Chris Brunner

October 14, 2016


Photo by Emily Kunz – WIFSS

The Western Institute for Food Safety and Security at UC Davis and the California Department of Food and Agriculture partnered together on October 4 for a dairy demo day at the School of Veterinary Medicine’s Veterinary Medicine Teaching and Research Center in Tulare, California. Attendees came from universities, the dairy industry, and state and federal governments in California and throughout the US.

An FMD outbreak in the United Kingdom in 2001 resulted in the loss of 10 million animals at the cost of 13 billion dollars. FMD outbreaks have continued to occur in previously FMD-free countries, including Korea and Japan in 2010, and Egypt in 2012.

The day started with presentations updating participants on the USDA and State Department of Agriculture’s FMD response plans, including technologies that weren’t available to the United Kingdom in 2001, such as real-time dairy herd testing for the virus and even emergency vaccination.

The morning continued with a table-top emergency planning exercise. Through the use of satellite images and UAV aerial drone footage, participants were briefed on a real local dairy. Attendees broke into small groups and created emergency biosecurity plans which would protect the dairy during a real outbreak. The day concluded with a visit to the actual dairy they had studied, to visualize how protective measures could actually be put in place in a matter of hours.

Dr. Michael Payne from WIFSS, who moderated the workshop, applauded the diverse group of attendees. “During the table-top and then the field exercises, we saw participants from state and federal government and industry working together, coming up with solutions.”  Payne said, “It’s exactly the sort of collaboration we would need to successfully respond to a real FMD incident.”

The event was sponsored by USDA-APHIS and the California Dairy Research Foundation, and hosted by the California Department of Food and Agriculture, WIFSS, the California Dairy Quality Assurance Program, and Iowa State’s Center for Food Security and Public Health.
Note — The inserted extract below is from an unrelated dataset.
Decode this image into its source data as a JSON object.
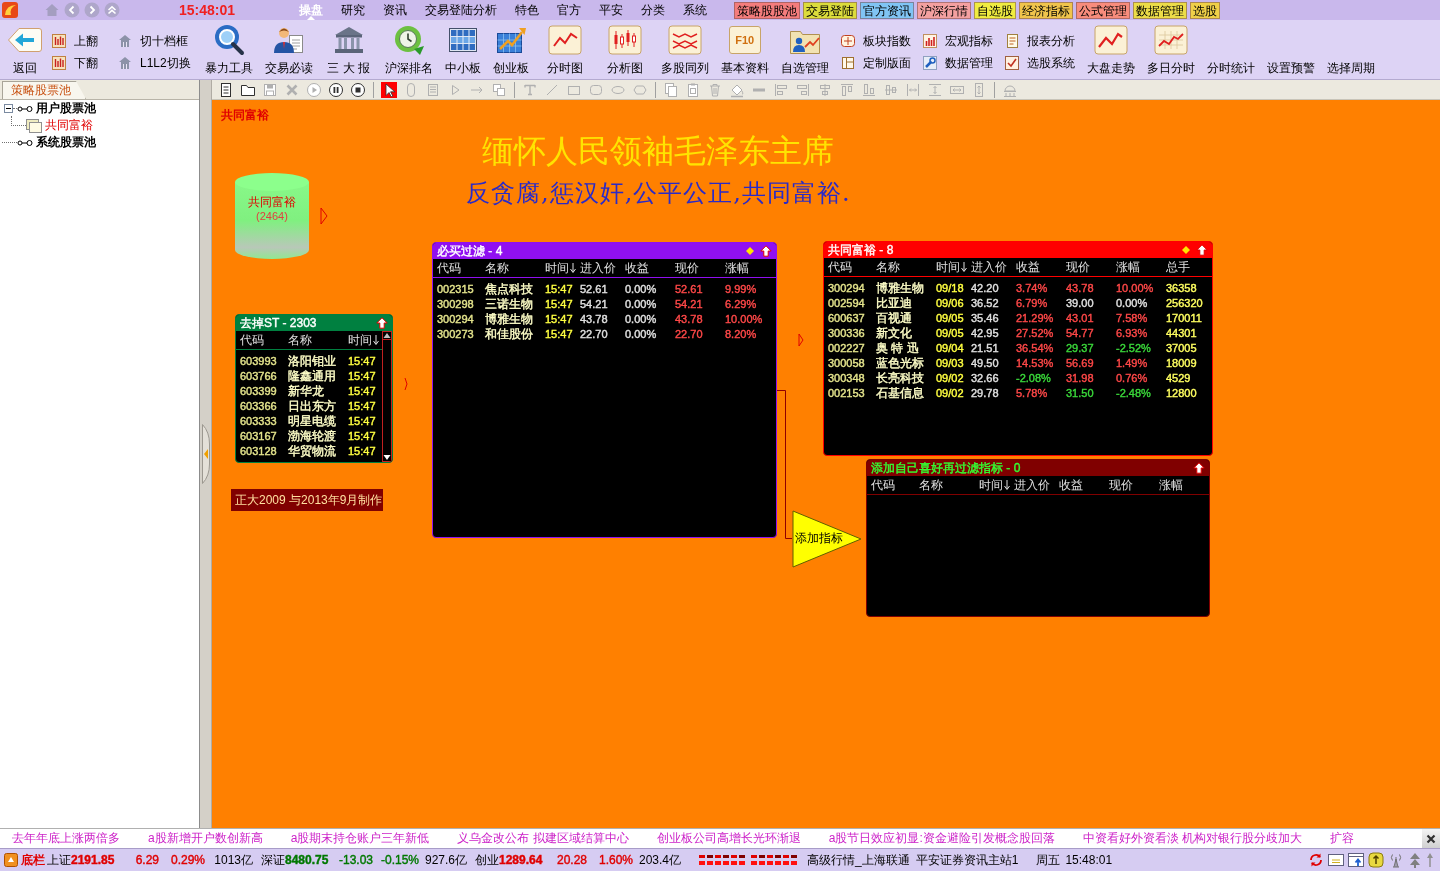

State and federal response agencies and the University of California continue to work with California’s livestock producers to protect its herds and flocks from disease threats from both inside and outside our boarders.